:: What you have to do ::
In the data, find each line where the word "media" appears and list that line.

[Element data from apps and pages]
· · · · · · ·
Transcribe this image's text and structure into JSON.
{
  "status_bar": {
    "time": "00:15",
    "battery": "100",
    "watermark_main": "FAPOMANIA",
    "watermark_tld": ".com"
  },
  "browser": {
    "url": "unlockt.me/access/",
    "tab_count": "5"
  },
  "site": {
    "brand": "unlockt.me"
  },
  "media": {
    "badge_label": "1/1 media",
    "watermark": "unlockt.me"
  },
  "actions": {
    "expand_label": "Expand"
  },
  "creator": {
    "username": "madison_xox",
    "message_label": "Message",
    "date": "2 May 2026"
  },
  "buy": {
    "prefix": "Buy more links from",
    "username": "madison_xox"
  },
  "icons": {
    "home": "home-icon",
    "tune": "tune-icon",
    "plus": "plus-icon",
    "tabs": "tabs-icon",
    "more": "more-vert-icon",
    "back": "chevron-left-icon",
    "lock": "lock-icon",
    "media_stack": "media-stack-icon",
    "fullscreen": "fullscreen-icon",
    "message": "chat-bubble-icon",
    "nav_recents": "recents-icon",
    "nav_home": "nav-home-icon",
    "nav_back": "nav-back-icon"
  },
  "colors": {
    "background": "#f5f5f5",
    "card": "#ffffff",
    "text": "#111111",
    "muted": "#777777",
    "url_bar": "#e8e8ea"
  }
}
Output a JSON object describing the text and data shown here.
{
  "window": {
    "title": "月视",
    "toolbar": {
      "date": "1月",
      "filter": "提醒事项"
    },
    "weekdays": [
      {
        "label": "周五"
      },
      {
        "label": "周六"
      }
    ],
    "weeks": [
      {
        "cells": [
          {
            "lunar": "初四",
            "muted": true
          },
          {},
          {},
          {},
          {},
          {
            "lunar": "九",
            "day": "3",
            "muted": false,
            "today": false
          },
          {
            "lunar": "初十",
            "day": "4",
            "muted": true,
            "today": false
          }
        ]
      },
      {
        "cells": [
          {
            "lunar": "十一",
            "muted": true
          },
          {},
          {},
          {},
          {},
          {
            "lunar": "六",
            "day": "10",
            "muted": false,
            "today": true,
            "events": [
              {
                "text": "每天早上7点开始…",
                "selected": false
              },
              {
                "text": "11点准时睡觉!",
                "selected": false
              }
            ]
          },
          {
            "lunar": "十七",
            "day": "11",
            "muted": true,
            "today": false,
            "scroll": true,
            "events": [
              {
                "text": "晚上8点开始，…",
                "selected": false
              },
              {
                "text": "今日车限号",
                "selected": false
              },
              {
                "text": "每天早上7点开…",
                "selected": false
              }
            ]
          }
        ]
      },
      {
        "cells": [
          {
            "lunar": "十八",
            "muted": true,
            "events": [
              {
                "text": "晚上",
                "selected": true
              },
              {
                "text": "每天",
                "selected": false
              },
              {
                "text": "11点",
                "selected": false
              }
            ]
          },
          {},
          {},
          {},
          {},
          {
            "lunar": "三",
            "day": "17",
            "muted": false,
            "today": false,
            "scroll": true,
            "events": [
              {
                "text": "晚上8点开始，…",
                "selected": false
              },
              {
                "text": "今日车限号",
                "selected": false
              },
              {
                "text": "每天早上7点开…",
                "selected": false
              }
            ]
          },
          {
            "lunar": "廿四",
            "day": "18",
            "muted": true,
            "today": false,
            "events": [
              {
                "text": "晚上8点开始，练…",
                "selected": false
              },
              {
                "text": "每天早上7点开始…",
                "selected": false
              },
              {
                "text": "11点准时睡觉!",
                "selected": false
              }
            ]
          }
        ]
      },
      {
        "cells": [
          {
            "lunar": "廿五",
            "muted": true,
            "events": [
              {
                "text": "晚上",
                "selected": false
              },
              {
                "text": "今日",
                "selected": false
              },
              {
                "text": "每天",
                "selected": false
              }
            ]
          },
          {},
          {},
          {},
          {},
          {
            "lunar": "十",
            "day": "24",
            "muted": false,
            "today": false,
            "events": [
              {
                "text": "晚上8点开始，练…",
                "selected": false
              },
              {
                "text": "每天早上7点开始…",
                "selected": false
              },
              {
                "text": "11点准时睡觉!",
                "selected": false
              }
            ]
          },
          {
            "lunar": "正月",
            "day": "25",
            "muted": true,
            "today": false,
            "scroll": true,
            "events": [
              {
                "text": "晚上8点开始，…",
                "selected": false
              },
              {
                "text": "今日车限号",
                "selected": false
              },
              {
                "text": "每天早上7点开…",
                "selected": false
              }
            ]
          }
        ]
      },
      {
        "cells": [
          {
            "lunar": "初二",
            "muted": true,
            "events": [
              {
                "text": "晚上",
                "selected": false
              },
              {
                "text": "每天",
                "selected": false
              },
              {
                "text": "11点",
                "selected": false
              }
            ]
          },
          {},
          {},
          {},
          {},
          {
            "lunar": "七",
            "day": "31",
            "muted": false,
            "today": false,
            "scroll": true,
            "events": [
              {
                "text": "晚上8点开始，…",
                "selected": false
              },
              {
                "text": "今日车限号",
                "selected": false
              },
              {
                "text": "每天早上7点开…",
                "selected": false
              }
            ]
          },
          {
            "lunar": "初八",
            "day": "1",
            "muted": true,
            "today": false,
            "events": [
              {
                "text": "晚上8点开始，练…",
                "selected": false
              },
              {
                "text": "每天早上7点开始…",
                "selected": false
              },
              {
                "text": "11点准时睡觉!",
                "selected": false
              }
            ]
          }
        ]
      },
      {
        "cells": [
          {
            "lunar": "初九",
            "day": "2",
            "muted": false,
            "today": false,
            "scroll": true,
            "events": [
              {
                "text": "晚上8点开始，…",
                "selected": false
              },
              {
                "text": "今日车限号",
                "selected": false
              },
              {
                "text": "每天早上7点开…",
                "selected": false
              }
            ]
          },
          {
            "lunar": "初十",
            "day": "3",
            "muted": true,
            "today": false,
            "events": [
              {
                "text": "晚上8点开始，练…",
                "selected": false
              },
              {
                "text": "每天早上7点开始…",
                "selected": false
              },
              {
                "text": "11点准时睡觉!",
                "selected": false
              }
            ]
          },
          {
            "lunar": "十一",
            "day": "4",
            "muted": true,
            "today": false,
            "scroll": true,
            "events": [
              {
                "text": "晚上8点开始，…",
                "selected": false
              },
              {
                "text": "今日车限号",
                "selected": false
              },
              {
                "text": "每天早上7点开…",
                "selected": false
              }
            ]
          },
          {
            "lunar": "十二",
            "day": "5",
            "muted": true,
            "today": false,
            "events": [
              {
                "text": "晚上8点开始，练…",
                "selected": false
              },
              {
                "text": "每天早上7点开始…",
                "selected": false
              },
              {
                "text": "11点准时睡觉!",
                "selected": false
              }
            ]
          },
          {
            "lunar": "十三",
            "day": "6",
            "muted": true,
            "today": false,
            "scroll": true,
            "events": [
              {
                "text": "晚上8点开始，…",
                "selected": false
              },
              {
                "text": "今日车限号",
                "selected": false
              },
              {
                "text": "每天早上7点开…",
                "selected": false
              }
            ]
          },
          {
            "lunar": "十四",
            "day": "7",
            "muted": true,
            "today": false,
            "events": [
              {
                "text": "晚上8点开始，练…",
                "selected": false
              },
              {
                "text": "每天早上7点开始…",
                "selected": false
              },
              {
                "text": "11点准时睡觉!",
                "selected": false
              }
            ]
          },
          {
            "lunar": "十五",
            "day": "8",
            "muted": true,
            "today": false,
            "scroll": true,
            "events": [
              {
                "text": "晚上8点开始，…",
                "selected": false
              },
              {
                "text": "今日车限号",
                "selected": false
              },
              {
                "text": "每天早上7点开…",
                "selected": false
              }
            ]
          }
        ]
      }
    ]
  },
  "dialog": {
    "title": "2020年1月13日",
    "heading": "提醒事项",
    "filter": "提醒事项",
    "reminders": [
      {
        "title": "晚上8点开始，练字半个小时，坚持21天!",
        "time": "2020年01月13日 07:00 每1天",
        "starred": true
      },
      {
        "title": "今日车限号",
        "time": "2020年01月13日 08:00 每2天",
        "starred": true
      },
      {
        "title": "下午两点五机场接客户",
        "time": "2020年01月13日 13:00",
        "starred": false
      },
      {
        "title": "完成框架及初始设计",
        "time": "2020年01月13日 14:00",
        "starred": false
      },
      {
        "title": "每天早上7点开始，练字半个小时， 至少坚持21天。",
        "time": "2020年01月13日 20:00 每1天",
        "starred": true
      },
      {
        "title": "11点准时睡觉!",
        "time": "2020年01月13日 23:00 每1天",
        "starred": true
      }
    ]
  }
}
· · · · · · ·
:: Task result ::
  "media": {
    "badge_label": "1/1 media",
    "media_stack": "media-stack-icon",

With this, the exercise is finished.